● Activity: A bare number is the expected answer: the count of lines in the records that contain the word "title".

====== Provided data

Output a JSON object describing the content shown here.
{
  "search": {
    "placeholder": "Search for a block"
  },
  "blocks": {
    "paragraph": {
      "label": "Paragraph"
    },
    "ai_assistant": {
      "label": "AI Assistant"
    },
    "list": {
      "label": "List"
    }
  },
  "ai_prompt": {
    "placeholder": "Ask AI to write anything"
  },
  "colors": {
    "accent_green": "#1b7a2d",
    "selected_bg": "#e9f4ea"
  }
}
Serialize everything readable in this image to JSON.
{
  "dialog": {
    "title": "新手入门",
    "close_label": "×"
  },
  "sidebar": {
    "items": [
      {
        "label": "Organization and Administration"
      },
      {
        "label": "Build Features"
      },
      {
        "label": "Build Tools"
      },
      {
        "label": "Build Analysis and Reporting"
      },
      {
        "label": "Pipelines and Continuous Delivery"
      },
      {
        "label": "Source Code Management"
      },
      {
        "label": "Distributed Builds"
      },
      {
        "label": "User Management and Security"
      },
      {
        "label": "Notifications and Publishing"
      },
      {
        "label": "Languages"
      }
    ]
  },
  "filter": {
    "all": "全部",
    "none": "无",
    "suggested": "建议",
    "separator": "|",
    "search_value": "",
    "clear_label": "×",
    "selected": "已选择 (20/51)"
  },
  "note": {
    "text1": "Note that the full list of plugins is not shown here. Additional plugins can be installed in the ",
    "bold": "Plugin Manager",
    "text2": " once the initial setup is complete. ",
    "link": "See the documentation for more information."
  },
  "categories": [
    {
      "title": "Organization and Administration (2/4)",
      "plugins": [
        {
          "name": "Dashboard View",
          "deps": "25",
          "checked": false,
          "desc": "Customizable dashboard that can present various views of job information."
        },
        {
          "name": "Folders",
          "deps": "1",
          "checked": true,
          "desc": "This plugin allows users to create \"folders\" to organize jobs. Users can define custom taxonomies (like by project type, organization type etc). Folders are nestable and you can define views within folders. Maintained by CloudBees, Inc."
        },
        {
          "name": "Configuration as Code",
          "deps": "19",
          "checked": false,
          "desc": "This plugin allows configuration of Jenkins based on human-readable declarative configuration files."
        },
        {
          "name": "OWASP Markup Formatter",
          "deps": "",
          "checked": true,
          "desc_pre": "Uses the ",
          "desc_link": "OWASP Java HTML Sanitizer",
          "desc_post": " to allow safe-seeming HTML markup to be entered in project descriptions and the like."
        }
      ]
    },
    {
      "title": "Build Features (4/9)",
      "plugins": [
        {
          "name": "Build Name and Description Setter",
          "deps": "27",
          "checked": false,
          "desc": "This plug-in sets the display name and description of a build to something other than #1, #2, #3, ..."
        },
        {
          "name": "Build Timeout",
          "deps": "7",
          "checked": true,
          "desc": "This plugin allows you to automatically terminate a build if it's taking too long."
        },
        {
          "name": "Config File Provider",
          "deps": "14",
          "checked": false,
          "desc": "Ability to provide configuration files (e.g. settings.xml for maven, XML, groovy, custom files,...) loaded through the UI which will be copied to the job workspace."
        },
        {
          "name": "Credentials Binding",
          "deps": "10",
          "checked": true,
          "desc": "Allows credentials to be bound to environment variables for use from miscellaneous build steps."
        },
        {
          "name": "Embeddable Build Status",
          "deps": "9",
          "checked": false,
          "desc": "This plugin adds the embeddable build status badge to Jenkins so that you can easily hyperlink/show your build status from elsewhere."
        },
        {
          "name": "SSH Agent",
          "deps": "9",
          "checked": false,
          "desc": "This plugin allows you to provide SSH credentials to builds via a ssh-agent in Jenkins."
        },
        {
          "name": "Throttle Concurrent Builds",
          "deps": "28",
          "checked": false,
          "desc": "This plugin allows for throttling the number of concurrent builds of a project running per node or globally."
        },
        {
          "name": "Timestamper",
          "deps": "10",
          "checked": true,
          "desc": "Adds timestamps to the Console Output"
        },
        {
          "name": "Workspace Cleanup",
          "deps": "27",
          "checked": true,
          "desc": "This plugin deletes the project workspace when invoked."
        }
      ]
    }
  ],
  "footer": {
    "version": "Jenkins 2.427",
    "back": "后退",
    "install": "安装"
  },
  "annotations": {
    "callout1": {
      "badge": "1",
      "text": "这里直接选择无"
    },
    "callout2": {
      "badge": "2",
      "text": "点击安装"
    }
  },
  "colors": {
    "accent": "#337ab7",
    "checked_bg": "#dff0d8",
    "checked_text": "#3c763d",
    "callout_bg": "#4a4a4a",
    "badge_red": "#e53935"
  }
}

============

● Result below: 3